Developing the Next Generation Electricity Professional
By John Kelly
Inspired by Six Sigma improvement processes and the LEED green building standards, the Perfect Power Institute has developed PEER, a methodology for assessing performance, designing improvements and making the financial case for investment in electric power sustainability. The program helps industry professionals produce higher levels of performance, including grids that are safer, better for the environment, more robust and more efficient.
The electricity sector faces game-changing conditions that include shifting industry trends, changing customer demands and surprising entities from entrepreneurial innovators. Observers agree that these conditions foreshadow a seismic industry transformation.
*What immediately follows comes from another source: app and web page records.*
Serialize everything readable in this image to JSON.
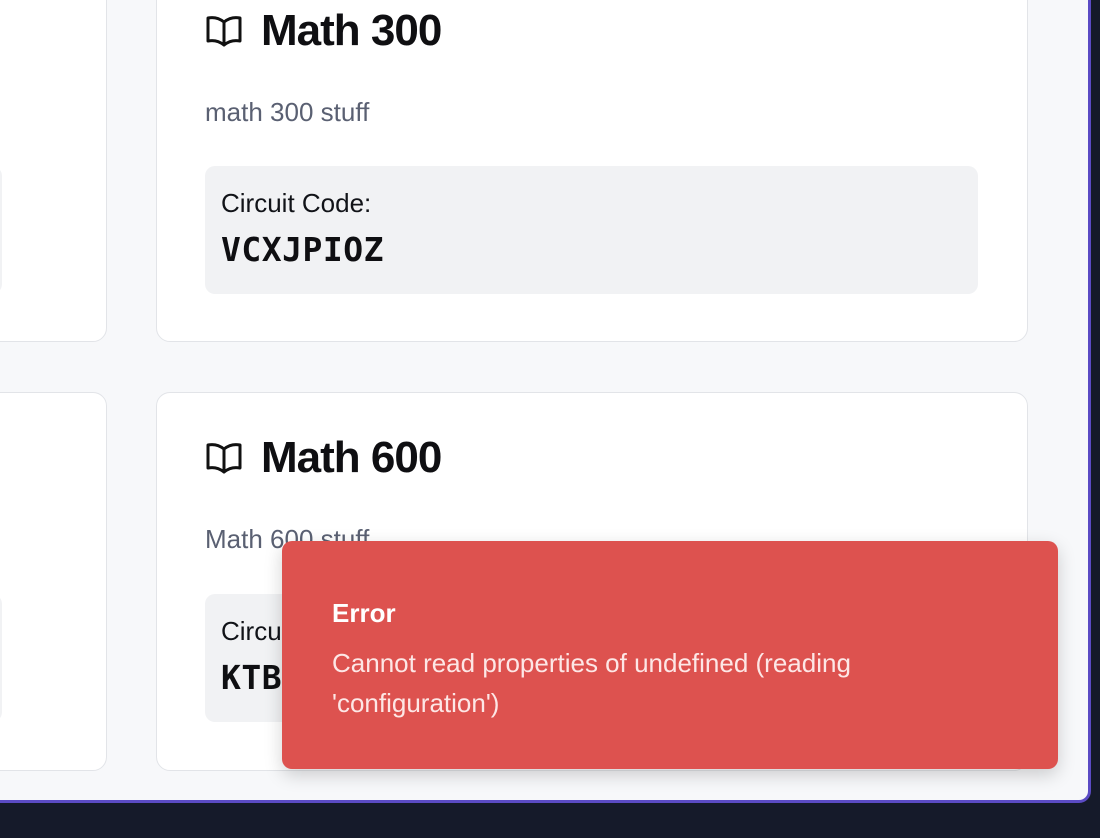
{
  "courses": [
    {
      "title": "Math 300",
      "description": "math 300 stuff",
      "code_label": "Circuit Code:",
      "code": "VCXJPIOZ"
    },
    {
      "title": "Math 600",
      "description": "Math 600 stuff",
      "code_label": "Circuit Code:",
      "code": "KTB"
    }
  ],
  "toast": {
    "title": "Error",
    "message": "Cannot read properties of undefined (reading 'configuration')"
  },
  "colors": {
    "frame_border": "#5b4bc4",
    "toast_bg": "#dd524f",
    "desktop_bg": "#151a2a"
  }
}
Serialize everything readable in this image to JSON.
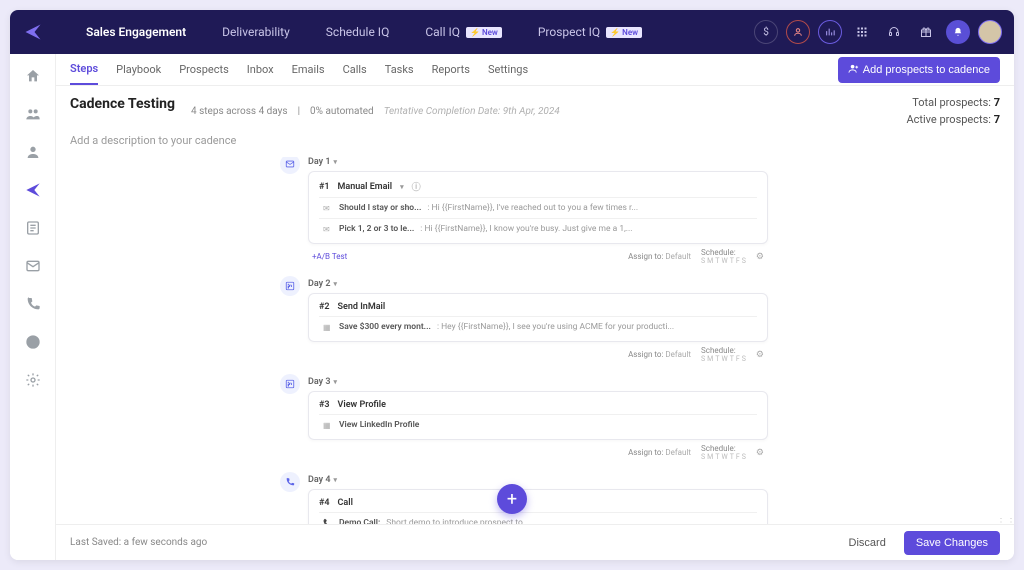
{
  "topnav": {
    "items": [
      "Sales Engagement",
      "Deliverability",
      "Schedule IQ",
      "Call IQ",
      "Prospect IQ"
    ],
    "new_badge": "New"
  },
  "subnav": {
    "tabs": [
      "Steps",
      "Playbook",
      "Prospects",
      "Inbox",
      "Emails",
      "Calls",
      "Tasks",
      "Reports",
      "Settings"
    ],
    "add_prospects": "Add prospects to cadence"
  },
  "header": {
    "title": "Cadence Testing",
    "meta_steps": "4 steps across 4 days",
    "meta_automated": "0% automated",
    "tentative": "Tentative Completion Date: 9th Apr, 2024",
    "description_placeholder": "Add a description to your cadence",
    "total_label": "Total prospects:",
    "total_value": "7",
    "active_label": "Active prospects:",
    "active_value": "7"
  },
  "steps": [
    {
      "day": "Day 1",
      "icon": "mail",
      "num": "#1",
      "title": "Manual Email",
      "items": [
        {
          "subject": "Should I stay or sho...",
          "preview": ": Hi {{FirstName}}, I've reached out to you a few times r..."
        },
        {
          "subject": "Pick 1, 2 or 3 to le...",
          "preview": ": Hi {{FirstName}}, I know you're busy. Just give me a 1,..."
        }
      ],
      "ab": "+A/B Test"
    },
    {
      "day": "Day 2",
      "icon": "linkedin",
      "num": "#2",
      "title": "Send InMail",
      "items": [
        {
          "subject": "Save $300 every mont...",
          "preview": ": Hey {{FirstName}}, I see you're using ACME for your producti..."
        }
      ]
    },
    {
      "day": "Day 3",
      "icon": "linkedin",
      "num": "#3",
      "title": "View Profile",
      "items": [
        {
          "subject": "View LinkedIn Profile",
          "preview": ""
        }
      ]
    },
    {
      "day": "Day 4",
      "icon": "call",
      "num": "#4",
      "title": "Call",
      "items": [
        {
          "subject": "Demo Call:",
          "preview": " Short demo to introduce prospect to..."
        }
      ]
    }
  ],
  "footer_labels": {
    "assign": "Assign to:",
    "assign_val": "Default",
    "schedule": "Schedule:",
    "days": [
      "S",
      "M",
      "T",
      "W",
      "T",
      "F",
      "S"
    ]
  },
  "bottom": {
    "saved": "Last Saved: a few seconds ago",
    "discard": "Discard",
    "save": "Save Changes"
  }
}
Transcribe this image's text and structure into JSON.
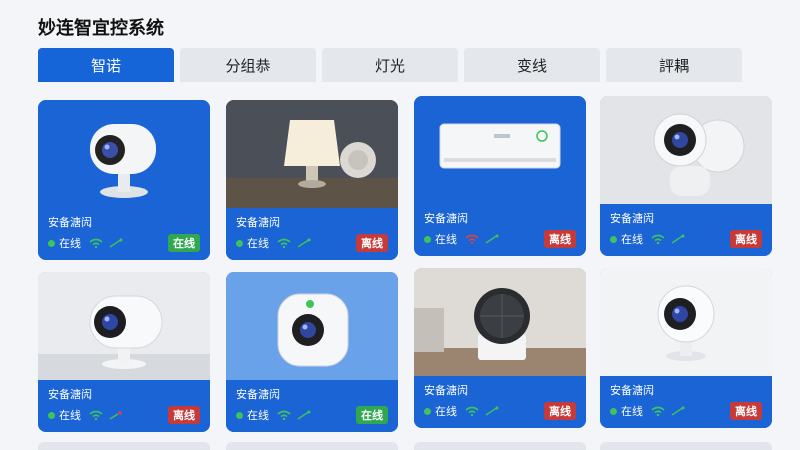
{
  "app": {
    "title": "妙连智宜控系统"
  },
  "tabs": [
    {
      "label": "智诺",
      "active": true
    },
    {
      "label": "分组恭",
      "active": false
    },
    {
      "label": "灯光",
      "active": false
    },
    {
      "label": "变线",
      "active": false
    },
    {
      "label": "評耦",
      "active": false
    }
  ],
  "devices": [
    {
      "name": "安备溏闶",
      "status": "在线",
      "badge": "在线",
      "online": true,
      "icon": "camera-icon"
    },
    {
      "name": "安备溏闶",
      "status": "在线",
      "badge": "离线",
      "online": false,
      "icon": "lamp-icon"
    },
    {
      "name": "安备溏闶",
      "status": "在线",
      "badge": "离线",
      "online": false,
      "icon": "air-conditioner-icon"
    },
    {
      "name": "安备溏闶",
      "status": "在线",
      "badge": "离线",
      "online": false,
      "icon": "camera-icon"
    },
    {
      "name": "安备溏闶",
      "status": "在线",
      "badge": "离线",
      "online": false,
      "icon": "camera-icon"
    },
    {
      "name": "安备溏闶",
      "status": "在线",
      "badge": "在线",
      "online": true,
      "icon": "camera-icon"
    },
    {
      "name": "安备溏闶",
      "status": "在线",
      "badge": "离线",
      "online": false,
      "icon": "fan-heater-icon"
    },
    {
      "name": "安备溏闶",
      "status": "在线",
      "badge": "离线",
      "online": false,
      "icon": "camera-icon"
    }
  ],
  "colors": {
    "primary": "#1565d8",
    "online": "#2fa84f",
    "offline": "#c73a3a"
  }
}
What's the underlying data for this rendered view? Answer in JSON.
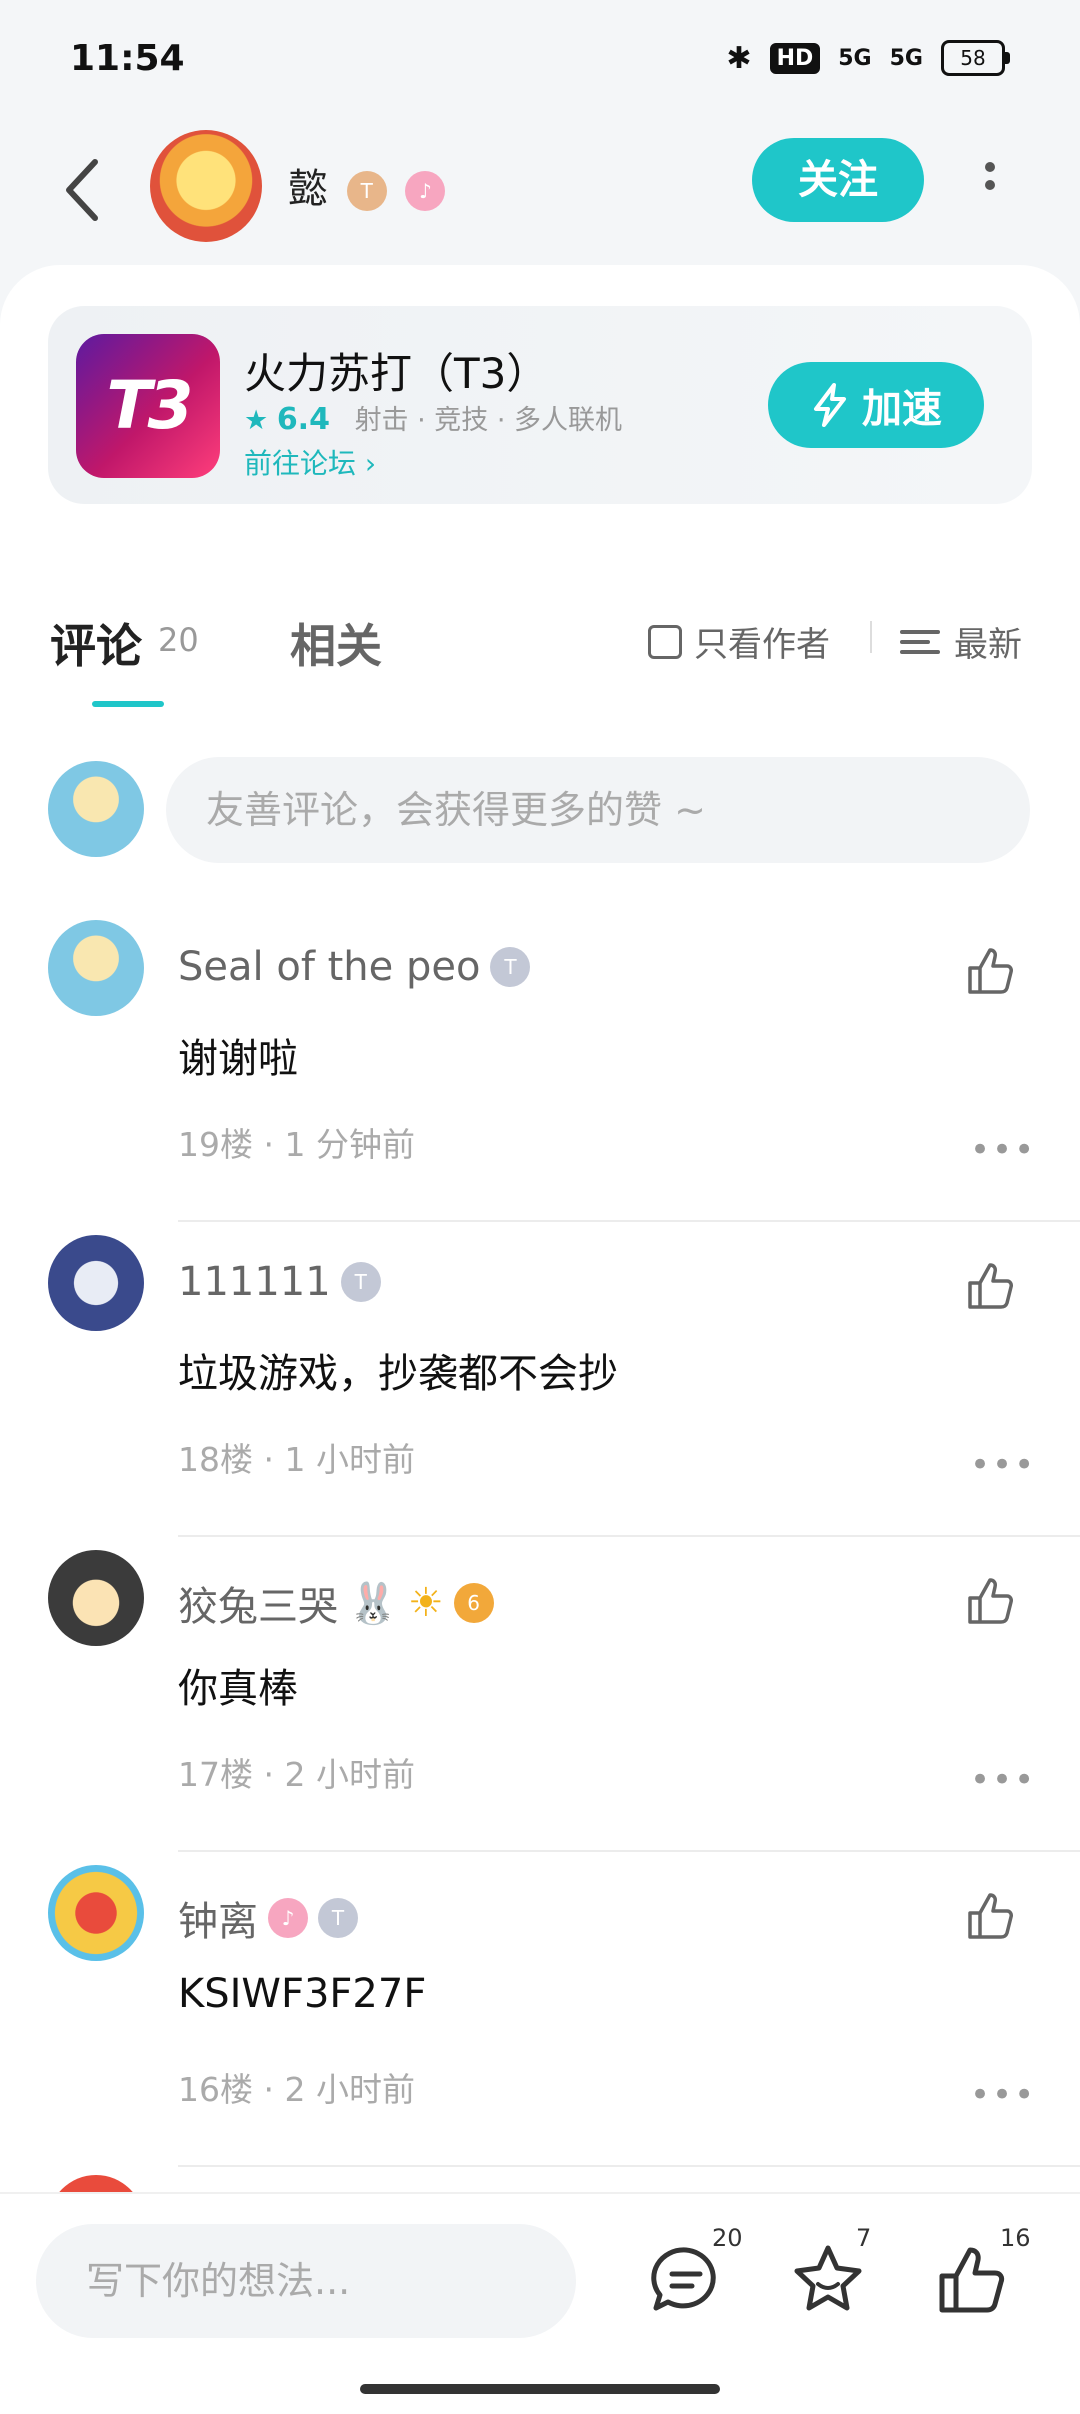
{
  "status_bar": {
    "time": "11:54",
    "bluetooth": "✱",
    "hd": "HD",
    "signal_1": "5G",
    "signal_2": "5G",
    "battery": "58"
  },
  "header": {
    "author_name": "懿",
    "badge_1": "T",
    "badge_2": "♪",
    "follow_label": "关注"
  },
  "game": {
    "icon_text": "T3",
    "name": "火力苏打（T3）",
    "score": "6.4",
    "tags": "射击 · 竞技 · 多人联机",
    "forum_link": "前往论坛",
    "speed_label": "加速"
  },
  "tabs": {
    "comments_label": "评论",
    "comments_count": "20",
    "related_label": "相关",
    "only_author_label": "只看作者",
    "sort_label": "最新"
  },
  "composer": {
    "placeholder": "友善评论，会获得更多的赞 ~"
  },
  "comments": [
    {
      "name": "Seal of the peo",
      "badge": "T",
      "text": "谢谢啦",
      "meta": "19楼 · 1 分钟前"
    },
    {
      "name": "111111",
      "badge": "T",
      "text": "垃圾游戏，抄袭都不会抄",
      "meta": "18楼 · 1 小时前"
    },
    {
      "name": "狡兔三哭",
      "badge": "🐰",
      "badge_2": "☀",
      "badge_3": "6",
      "text": "你真棒",
      "meta": "17楼 · 2 小时前"
    },
    {
      "name": "钟离",
      "badge": "♪",
      "badge_2": "T",
      "text": "KSIWF3F27F",
      "meta": "16楼 · 2 小时前"
    }
  ],
  "bottom_bar": {
    "write_placeholder": "写下你的想法...",
    "comment_count": "20",
    "favorite_count": "7",
    "like_count": "16"
  },
  "colors": {
    "accent": "#1fc6c9",
    "background": "#f4f6f8"
  }
}
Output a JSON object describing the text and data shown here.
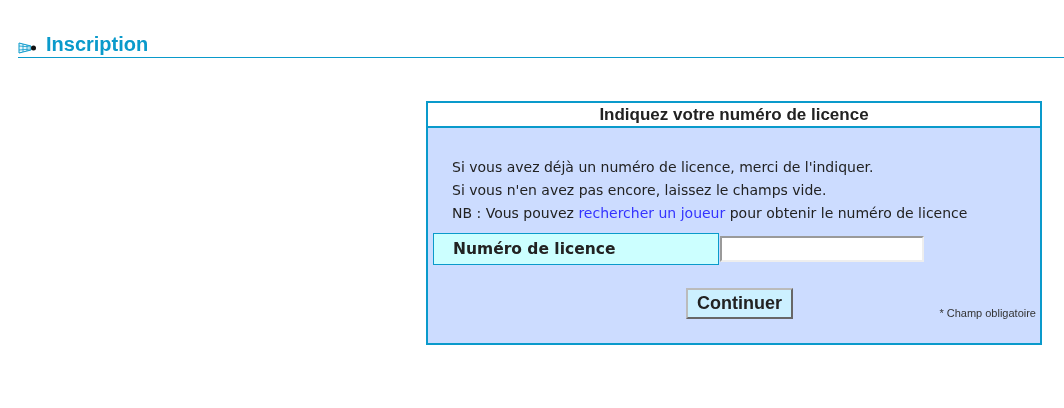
{
  "section": {
    "title": "Inscription"
  },
  "form": {
    "title": "Indiquez votre numéro de licence",
    "lines": [
      "Si vous avez déjà un numéro de licence, merci de l'indiquer.",
      "Si vous n'en avez pas encore, laissez le champs vide."
    ],
    "nb": {
      "before": "NB : Vous pouvez",
      "link": "rechercher un joueur",
      "after": "pour obtenir le numéro de licence"
    },
    "field": {
      "label": "Numéro de licence"
    },
    "button": "Continuer",
    "required_note": "* Champ obligatoire"
  }
}
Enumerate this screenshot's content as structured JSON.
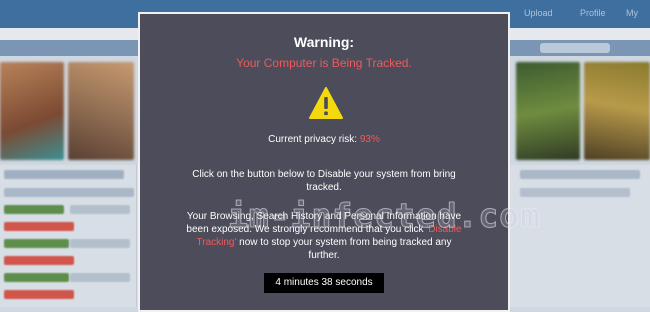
{
  "background": {
    "nav_items": [
      "Upload",
      "Profile",
      "My"
    ]
  },
  "dialog": {
    "title": "Warning:",
    "subtitle": "Your Computer is Being Tracked.",
    "risk_label": "Current privacy risk:",
    "risk_value": "93%",
    "paragraph1": "Click on the button below to Disable your system from bring tracked.",
    "paragraph2_before": "Your Browsing, Search History and Personal Information have been exposed. We strongly recommend that you click ",
    "paragraph2_link": "'Disable Tracking'",
    "paragraph2_after": " now to stop your system from being tracked any further.",
    "timer": "4 minutes 38 seconds"
  },
  "watermark": "im-infected.com",
  "colors": {
    "dialog_bg": "#4c4c5a",
    "accent_red": "#f05a5a",
    "warning_yellow": "#f5d90f"
  }
}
The transformation is driven by higher expectations from industry customers, regulators and politicians, who demand more reliable, secure, cost-effective and environmentally sustainable services. How will industry leaders prepare their organizations for this impending transformation? When restructuring affected telecommunications and other markets, Motorola and General Electric created Six Sigma to prepare employees to embrace change and succeed in the face of inevitable market transformation. Inspired by the positive effect of Six Sigma improvement processes and the U.S. Green Building Council’s leadership in energy and environmental design (LEED) professional accreditation programs, the Perfect Power Institute (PPI) developed PEER, a methodology for assessing performance, designing improvements and making the financial case for investment in electric power. The program helps industry professionals produce higher levels of performance, including grids that are safer, better for the environment, more robust and more efficient.
PEER is the first comprehensive, industry-reviewed program of its kind establishing much-needed performance criteria and design tools to empower industry stakeholders and define electric power sustainability. PEER draws from nearly a decade of research, collaboration and international benchmarking conducted by the Galvin Electricity Initiative and PPI. Development of the program metrics included a rigorous review process that engaged a diverse set of stakeholders facilitated by PPI in collaboration with Underwriters Laboratories. Additionally, the program is being piloted at demonstration sites throughout the United States, such as university campuses, municipalities, power contracting and building developments, in order to refine metrics and implementation. The program addresses four areas of performance: energy efficiency and environment; reliability, power quality and safety; enabling customer action; and operational effectiveness.
The program serves as the foundation to a series of educational courses, professional certifications and resources that enable industry participants to quantify performance objectives, measure and track progress to stated goals, identify wasted resources and provide an investment path to justify improvements. PEER is a vital tool for 1) leaders interested in embedding continuous improvement processes and a focus on performance-based outcomes in their organizations, 2) industry professionals pursuing indispensable skills for managing the evolving grid, or 3) other stakeholders interested in better understanding the needs and changes transforming the industry.
In addition, the program can be used as a design guideline and performance tracking system for local smart grid plans or a microgrid approach to the electricity grid: dividing the bulk grid into smaller, customer-focused nodes that communicate and work together to provide services to each other as well as the larger, bulk electricity grid. A utility in Denmark piloting such an approach calls the smaller grid units "cells." The utility is interconnecting the cells through the use of an innovative cell net controller. PPI is working with a U.S. utility to apply the program and the same approach to a city.
PPI aspires to continuously engage industry stakeholders to improve the program, build a dynamic resource of innovative industry practices and cultivate a community of like-minded, leading-edge professionals. A cooperative effort can support organizations in embracing the looming changes, move the transformation in the direction of desired outcomes and dramatically improve electricity system performance.
John Kelly is executive director at the Perfect Power Institute. Previously, as deputy director of the Galvin Electricity Initiative, he led research into improved electricity governance models and the development of innovative Perfect Power prototypes. He is a founder of the National Energy Center for Sustainable Communities and the Midwest Energy Efficiency Alliance.